For the first time in more than 35 years, Zoo Boise is expanding its footprint in Boise’s Julia Davis Park – with big plans to revamp portions of the existing facility in the process.
The zoo just completed a $9 million capital campaign and is in the process of putting together final plans with hopes of beginning construction in early 2018.
More than just a fresh coat of paint and new exhibits, the expansion is centered on the zoo’s evolving mission to help drive conservation funds and increase education for zoo-goers about the challenges the environment and many species of animals face.
“What we want when you come to the park – is yes, we want you to have a good time. We also want you to learn about animals and ecosystems and all that,” Zoo Boise Director Steve Burns said. “Unfortunately it’s not enough anymore. The world needs more than that.”
A decade ago, the city-owned zoo added a small conservation fee to gate admission – the first zoo to do so in the country according to Burns. It also added some upcharge experiences once inside – including the ability to feed the zoo’s giraffes or take a solar-powered boat ride – with those funds also going to conservation efforts. In all, more than $2.3 million has been raised for the effort.
“We have turned the act of visiting the zoo into a conservation action,” Burns said.
“It was this incredible park that was destroyed in 25 years of war in that country,” Burns said. “In the process, that park was destroyed and pretty much all of the mammals were killed and most of them were eaten by hungry people – hungry soldiers.”
Idaho-born philanthropist Greg Carr has dedicated his life and wealth toward restoring the park. Carr built a career in the high-tech industry by developing an early voicemail system and serving as chairman of internet service provider Prodigy. He was born in Idaho Falls – and helped bring Zoo Boise into the effort to restore Gorongosa.
Now the zoo is planning to bring a piece of Gorongosa to Boise. The zoo will bump out into Julia Davis Park and add another 1.5 acres to its footprint on the side of the zoo furthest from the entrance. The new area will be combined with an area currently used for events like Boo at the Zoo, allowing for the Gorongosa exhibit. New animals like Nile crocodiles, hyenas, baboons, warthogs and nyala will be featured.
At the front part of the zoo, the current primate house and aviaries will be removed – areas built in the late 1960s.
“They were good exhibits at the time, but we just can’t do anything to bring them up to modern zoological standards,” Burns said.
That space will be reimagined into a new area with visitor amenities and a few new exhibits — right up front where attendees enter the zoo.
The exhibits here will focus on another conservation project – helping to protect the Annamite Mountains between Vietnam and Laos.
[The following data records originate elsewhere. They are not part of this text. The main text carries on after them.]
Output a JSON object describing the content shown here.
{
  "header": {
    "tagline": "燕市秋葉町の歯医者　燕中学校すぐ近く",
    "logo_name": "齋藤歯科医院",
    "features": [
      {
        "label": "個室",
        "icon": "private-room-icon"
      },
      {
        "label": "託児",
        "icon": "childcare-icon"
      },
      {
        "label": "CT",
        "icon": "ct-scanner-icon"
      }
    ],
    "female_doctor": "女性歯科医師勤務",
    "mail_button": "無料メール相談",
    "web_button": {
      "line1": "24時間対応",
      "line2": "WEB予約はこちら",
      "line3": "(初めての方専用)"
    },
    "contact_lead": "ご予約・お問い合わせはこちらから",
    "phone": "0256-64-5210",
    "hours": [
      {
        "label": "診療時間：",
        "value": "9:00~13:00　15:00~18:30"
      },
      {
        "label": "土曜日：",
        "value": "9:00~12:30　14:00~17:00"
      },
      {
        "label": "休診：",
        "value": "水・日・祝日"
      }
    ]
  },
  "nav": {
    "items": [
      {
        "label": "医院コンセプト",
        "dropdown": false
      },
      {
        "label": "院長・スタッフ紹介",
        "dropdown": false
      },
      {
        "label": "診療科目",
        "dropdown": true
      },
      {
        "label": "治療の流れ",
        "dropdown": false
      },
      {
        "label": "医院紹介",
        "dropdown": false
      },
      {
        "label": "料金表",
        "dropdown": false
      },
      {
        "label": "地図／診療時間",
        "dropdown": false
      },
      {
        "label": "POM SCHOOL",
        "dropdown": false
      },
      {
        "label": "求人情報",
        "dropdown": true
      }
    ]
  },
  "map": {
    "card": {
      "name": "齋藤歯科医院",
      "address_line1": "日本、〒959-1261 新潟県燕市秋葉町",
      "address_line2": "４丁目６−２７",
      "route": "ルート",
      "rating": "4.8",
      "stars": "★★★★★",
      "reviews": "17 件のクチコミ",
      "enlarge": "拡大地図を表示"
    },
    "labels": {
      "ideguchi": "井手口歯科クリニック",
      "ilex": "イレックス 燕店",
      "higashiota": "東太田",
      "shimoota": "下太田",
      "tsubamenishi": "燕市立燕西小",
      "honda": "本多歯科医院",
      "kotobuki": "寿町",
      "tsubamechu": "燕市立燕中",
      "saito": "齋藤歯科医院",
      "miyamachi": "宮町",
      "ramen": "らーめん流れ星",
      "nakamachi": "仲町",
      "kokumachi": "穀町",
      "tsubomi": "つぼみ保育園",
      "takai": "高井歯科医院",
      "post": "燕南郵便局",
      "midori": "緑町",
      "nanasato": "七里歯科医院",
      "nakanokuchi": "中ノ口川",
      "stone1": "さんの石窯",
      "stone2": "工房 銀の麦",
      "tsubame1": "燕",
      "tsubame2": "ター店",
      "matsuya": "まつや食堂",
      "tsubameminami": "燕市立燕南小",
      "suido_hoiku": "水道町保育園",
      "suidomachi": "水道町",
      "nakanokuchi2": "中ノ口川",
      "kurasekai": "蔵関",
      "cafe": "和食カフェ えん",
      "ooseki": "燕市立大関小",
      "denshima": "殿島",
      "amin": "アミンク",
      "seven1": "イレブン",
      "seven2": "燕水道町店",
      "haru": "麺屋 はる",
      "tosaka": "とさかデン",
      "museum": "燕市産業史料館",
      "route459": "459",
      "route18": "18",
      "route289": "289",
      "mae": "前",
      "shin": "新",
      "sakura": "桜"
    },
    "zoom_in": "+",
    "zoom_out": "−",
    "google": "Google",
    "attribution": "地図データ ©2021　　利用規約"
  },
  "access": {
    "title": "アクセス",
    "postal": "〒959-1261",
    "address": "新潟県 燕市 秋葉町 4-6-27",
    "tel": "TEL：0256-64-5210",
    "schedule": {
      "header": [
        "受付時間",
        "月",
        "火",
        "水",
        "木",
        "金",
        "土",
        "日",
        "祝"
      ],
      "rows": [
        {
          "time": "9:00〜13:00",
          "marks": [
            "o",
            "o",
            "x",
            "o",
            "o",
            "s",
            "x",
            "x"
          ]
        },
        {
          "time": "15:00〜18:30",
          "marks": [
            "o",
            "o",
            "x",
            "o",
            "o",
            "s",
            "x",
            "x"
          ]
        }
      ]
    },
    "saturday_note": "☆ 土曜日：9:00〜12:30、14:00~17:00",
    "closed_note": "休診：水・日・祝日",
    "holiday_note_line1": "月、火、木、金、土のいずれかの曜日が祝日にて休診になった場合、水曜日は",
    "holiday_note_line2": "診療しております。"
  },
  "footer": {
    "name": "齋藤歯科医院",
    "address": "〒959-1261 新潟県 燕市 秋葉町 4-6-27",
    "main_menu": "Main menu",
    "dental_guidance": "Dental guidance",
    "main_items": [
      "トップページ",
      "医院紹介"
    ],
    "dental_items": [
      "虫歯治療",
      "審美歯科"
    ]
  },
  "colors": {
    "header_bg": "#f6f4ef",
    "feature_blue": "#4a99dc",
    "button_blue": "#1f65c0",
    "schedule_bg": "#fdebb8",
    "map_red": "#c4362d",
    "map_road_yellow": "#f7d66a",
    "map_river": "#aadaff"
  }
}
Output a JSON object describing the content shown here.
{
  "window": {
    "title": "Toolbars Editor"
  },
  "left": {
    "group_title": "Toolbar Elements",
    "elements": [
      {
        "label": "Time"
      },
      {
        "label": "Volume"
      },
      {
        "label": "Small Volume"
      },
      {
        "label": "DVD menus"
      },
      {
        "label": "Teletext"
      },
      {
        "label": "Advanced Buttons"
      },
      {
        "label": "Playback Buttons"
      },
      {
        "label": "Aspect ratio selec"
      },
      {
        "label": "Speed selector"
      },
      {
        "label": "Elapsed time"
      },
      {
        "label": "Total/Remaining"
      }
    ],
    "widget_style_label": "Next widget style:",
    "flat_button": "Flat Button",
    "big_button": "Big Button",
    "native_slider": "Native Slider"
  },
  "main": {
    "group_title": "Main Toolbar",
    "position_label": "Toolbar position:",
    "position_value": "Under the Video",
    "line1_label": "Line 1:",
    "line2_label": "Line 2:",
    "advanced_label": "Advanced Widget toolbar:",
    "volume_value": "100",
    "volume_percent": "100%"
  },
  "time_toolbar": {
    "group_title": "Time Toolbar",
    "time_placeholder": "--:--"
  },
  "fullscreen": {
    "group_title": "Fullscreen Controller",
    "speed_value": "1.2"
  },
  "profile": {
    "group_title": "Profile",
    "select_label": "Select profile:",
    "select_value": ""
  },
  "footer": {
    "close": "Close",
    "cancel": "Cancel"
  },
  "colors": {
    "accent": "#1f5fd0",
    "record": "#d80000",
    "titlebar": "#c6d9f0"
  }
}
Teams of teens at the zoo have been working for several years on a project to fight poaching in that region.
“By featuring animals from the Annamite Mountains, it gives those teams a larger platform to deliver their conservation message,” Burns said. The gibbons who currently reside in that portion of the zoo will get new digs in the Annamite Mountains exhibit.
A new event space with a stage, picnic facilities and more will be placed near the entrance to replace the current spot in the back of the zoo.
Right now, the zoo jockeys with the Sun Valley Resort for the title of most-visited paid attraction in the State of Idaho – and is consistently the most-visited spot in the Treasure Valley.
Nearly 350,000 visits were made to the zoo in 2016, and Burns hopes the additions will begin to nudge attendance toward the 400,000 mark.
More visitors will help drive the zoo’s conservation drive even further.
“Visitors have generated about $2.3 million for conservation,” over ten years according to Burns. “We have turned the act of visiting the zoo into a conservation action. We don’t want to build any more exhibits that aren’t tied to our existing conservation projects.”
Beyond the far-flung efforts in Africa and Asia, some of the conservation funds are going to projects close to home.
“Last year when Table Rock burned, we put $100k in conservation fees toward the restoration,” he said. He hopes that’s the first of many projects.
“People love the foothills. The sagebrush steppe ecosystem where we live is one of the most endangered in the country. We hope to partner with Boise Parks and Recreation on the foothills and open space and get more involved in restoration efforts and habitat efforts.”
Friends of Zoo Boise is one of the 700 causes that is signed up for Idaho Gives 2017. Donors can make a contribution online on May 4th with proceeds going toward the zoo. Throughout the day, random donations will be matched from an award pool. (Disclosure: Day365 which operates BoiseDev is also handling media and PR services for Idaho Gives).
The expansion will further cement Zoo Boise’s spot in the heart of Julia Davis Park – just a short walk from Downtown. The zoo expansion will join a complete revamp of the Idaho Historical Museum, a new walkway connecting the park to 5th Street and other projects.
“Julia Davis Park is a unique park in the city,” Burns said. “It’s the cultural attractions park of Boise. We would hope that if the City continues to grow and our cultural attractions get better, we’re right here in the middle of all that. It’s great to be right downtown – you can see the giraffes sticking their head up over the fence.”
If everything goes well, plans will be presented to the City of Boise’s building and planning folks this fall, with the expansion fully open after a year of construction and four months of theming by summer of 2019.